Filter the entries for the string "text". Copy each line that has it.

[EXERCISE MATERIALS]:
-=-=-=-=-
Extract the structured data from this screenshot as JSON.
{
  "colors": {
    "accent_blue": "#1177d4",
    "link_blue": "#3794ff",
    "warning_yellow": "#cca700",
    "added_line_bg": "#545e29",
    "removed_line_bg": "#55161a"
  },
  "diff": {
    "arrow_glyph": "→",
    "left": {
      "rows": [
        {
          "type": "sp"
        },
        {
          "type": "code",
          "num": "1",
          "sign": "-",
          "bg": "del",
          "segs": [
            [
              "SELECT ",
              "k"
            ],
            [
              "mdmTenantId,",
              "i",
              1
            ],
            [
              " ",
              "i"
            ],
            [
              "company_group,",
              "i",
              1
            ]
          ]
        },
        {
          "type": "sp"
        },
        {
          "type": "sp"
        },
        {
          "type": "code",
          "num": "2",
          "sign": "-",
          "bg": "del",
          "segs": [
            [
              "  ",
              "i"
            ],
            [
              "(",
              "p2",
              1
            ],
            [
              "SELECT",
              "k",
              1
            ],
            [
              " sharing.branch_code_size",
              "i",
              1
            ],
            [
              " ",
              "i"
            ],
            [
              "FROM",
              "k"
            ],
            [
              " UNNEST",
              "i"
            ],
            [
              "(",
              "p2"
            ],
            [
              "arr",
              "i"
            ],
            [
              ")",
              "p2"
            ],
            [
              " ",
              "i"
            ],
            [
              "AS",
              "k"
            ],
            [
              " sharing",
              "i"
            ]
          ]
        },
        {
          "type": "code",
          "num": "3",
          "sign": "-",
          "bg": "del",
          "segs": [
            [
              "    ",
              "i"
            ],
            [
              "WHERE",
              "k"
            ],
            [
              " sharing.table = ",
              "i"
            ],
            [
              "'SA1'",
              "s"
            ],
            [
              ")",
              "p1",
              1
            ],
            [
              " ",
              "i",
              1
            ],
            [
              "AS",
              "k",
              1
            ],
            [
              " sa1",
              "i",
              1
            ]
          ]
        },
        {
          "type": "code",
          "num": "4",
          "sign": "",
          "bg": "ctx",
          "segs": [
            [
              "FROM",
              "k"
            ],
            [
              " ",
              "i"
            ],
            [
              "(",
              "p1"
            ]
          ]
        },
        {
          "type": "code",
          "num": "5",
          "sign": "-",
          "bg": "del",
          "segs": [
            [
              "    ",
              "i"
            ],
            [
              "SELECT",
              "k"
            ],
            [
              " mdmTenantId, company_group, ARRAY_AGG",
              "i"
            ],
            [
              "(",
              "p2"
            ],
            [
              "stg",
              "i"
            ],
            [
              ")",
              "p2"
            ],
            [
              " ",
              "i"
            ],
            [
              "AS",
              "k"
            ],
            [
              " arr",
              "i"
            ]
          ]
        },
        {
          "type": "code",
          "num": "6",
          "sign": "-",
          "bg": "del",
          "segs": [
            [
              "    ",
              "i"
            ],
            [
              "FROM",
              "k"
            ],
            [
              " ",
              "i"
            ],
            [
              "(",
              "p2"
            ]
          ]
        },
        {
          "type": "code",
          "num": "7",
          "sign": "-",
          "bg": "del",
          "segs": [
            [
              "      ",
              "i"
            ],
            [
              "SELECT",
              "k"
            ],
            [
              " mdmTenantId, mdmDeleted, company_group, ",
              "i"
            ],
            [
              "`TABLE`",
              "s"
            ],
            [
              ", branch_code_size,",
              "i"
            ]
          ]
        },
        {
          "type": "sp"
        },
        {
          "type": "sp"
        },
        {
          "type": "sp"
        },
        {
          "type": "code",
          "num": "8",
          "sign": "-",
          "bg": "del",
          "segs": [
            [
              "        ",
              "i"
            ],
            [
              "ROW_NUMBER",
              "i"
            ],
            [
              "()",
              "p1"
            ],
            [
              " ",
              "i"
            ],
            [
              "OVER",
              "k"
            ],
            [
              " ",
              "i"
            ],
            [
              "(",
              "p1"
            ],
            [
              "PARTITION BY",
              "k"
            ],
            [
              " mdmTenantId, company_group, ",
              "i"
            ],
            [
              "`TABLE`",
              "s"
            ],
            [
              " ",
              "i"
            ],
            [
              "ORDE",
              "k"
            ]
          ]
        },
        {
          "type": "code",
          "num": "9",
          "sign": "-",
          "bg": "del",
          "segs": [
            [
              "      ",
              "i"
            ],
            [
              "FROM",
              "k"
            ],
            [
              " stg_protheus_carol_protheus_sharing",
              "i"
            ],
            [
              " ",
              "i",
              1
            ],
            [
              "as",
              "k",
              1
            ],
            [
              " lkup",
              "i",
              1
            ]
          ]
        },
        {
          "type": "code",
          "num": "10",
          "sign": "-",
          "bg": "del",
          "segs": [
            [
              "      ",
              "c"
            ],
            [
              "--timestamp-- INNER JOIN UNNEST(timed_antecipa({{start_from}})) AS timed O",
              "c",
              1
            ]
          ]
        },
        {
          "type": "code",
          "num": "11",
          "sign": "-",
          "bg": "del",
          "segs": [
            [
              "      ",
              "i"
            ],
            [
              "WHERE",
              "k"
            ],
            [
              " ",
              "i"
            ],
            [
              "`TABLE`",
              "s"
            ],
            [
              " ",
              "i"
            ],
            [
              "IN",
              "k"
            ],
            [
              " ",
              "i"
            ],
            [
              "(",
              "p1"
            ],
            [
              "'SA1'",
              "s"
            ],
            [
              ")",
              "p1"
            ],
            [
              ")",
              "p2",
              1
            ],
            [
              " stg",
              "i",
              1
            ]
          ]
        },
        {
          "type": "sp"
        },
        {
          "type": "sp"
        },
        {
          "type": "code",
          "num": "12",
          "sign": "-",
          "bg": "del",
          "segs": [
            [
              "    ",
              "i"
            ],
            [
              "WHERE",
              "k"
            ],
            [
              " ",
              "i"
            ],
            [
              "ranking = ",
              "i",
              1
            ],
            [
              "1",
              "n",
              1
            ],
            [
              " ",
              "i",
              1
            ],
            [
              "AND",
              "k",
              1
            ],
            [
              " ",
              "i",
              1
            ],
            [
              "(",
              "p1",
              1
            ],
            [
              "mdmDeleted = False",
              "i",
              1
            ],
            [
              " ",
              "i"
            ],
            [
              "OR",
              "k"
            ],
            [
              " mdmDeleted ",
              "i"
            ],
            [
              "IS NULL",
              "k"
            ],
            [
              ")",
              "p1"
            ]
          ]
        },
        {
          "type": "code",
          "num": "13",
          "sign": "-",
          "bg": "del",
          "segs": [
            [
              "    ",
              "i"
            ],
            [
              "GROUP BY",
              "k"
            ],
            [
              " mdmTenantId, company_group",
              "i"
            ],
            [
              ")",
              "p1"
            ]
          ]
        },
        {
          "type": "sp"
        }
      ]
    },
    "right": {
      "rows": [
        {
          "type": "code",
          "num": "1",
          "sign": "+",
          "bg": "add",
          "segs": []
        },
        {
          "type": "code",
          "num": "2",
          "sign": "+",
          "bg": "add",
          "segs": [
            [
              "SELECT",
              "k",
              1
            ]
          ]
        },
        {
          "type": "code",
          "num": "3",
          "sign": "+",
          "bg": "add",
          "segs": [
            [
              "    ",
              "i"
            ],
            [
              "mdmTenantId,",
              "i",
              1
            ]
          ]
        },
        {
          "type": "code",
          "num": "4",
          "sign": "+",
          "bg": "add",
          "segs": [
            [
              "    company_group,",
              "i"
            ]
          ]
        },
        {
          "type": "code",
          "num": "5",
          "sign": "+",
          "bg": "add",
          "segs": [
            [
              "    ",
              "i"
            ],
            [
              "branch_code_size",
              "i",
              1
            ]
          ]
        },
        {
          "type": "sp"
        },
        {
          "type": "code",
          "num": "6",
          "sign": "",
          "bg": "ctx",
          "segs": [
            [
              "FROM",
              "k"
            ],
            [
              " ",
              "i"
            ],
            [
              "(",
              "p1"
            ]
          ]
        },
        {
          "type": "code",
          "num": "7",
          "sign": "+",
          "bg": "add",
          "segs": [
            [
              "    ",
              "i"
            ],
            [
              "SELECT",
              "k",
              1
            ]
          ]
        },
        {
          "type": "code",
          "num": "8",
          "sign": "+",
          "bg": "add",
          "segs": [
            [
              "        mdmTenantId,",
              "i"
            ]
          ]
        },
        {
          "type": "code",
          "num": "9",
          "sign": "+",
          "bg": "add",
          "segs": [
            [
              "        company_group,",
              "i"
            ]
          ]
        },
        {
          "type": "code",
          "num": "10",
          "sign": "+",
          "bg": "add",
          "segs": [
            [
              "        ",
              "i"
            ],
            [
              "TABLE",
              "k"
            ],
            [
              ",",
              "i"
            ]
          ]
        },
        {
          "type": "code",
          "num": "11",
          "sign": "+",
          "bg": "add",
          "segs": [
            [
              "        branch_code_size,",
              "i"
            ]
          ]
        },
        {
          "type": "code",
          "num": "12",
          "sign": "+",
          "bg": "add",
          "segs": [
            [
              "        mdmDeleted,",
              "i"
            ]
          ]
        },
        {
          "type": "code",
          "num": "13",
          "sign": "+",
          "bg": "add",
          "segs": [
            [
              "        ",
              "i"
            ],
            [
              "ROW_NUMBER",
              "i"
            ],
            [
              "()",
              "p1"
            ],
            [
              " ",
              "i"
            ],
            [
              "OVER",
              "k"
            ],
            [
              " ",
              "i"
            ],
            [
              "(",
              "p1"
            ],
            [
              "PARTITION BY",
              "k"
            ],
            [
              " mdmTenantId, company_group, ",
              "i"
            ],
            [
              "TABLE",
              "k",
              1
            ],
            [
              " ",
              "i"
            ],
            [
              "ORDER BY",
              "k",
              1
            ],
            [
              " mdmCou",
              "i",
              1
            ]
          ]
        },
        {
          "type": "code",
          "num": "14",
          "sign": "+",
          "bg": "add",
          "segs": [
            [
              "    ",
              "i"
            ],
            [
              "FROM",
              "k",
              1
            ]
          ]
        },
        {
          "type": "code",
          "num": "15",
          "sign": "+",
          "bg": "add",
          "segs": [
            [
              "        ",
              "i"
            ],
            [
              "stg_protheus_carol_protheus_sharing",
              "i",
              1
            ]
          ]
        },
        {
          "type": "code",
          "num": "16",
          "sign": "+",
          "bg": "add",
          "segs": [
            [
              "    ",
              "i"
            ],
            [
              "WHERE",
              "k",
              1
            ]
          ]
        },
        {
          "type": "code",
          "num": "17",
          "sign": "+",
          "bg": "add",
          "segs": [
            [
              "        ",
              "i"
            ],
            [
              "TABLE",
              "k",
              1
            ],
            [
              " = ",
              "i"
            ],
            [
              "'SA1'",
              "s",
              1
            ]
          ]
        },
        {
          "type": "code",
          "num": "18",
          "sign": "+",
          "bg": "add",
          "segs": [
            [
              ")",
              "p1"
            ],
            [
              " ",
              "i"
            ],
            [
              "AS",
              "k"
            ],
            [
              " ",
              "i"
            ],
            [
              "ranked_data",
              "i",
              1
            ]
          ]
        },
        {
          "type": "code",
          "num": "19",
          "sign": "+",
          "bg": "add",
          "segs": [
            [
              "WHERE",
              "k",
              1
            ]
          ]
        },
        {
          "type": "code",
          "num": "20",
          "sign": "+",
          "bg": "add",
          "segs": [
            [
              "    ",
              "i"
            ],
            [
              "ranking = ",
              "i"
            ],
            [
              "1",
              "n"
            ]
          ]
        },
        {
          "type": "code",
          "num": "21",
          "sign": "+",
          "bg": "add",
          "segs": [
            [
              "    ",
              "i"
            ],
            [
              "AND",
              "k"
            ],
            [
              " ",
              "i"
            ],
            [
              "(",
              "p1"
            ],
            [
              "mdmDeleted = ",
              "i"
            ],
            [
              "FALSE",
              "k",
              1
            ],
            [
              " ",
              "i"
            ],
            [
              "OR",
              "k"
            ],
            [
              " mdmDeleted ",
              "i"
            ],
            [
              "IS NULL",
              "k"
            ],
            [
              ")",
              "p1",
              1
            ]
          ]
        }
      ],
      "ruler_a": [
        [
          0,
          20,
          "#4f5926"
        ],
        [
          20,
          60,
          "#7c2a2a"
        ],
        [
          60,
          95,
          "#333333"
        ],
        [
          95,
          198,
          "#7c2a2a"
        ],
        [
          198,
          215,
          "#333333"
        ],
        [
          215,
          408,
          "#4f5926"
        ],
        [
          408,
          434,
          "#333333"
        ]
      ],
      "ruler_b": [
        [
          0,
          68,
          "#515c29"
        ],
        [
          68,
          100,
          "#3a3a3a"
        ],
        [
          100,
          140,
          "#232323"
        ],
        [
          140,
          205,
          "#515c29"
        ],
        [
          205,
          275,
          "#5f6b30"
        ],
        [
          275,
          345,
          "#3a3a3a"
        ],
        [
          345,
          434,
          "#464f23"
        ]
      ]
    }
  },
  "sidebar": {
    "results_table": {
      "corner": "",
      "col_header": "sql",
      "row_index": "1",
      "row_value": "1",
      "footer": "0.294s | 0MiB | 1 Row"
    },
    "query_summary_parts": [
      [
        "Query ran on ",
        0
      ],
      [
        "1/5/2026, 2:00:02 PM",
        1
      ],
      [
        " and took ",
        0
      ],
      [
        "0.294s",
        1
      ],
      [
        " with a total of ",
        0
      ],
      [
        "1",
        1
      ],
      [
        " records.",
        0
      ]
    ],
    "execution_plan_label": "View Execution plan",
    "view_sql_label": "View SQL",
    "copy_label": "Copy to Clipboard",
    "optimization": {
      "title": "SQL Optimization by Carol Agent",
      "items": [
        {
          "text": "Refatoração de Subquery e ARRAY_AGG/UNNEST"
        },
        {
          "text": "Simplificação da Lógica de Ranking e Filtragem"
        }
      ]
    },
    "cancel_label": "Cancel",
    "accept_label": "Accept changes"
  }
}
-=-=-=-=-
[ANSWER TO THIS PROBLEM]:
          "text": "Refatoração de Subquery e ARRAY_AGG/UNNEST"
          "text": "Simplificação da Lógica de Ranking e Filtragem"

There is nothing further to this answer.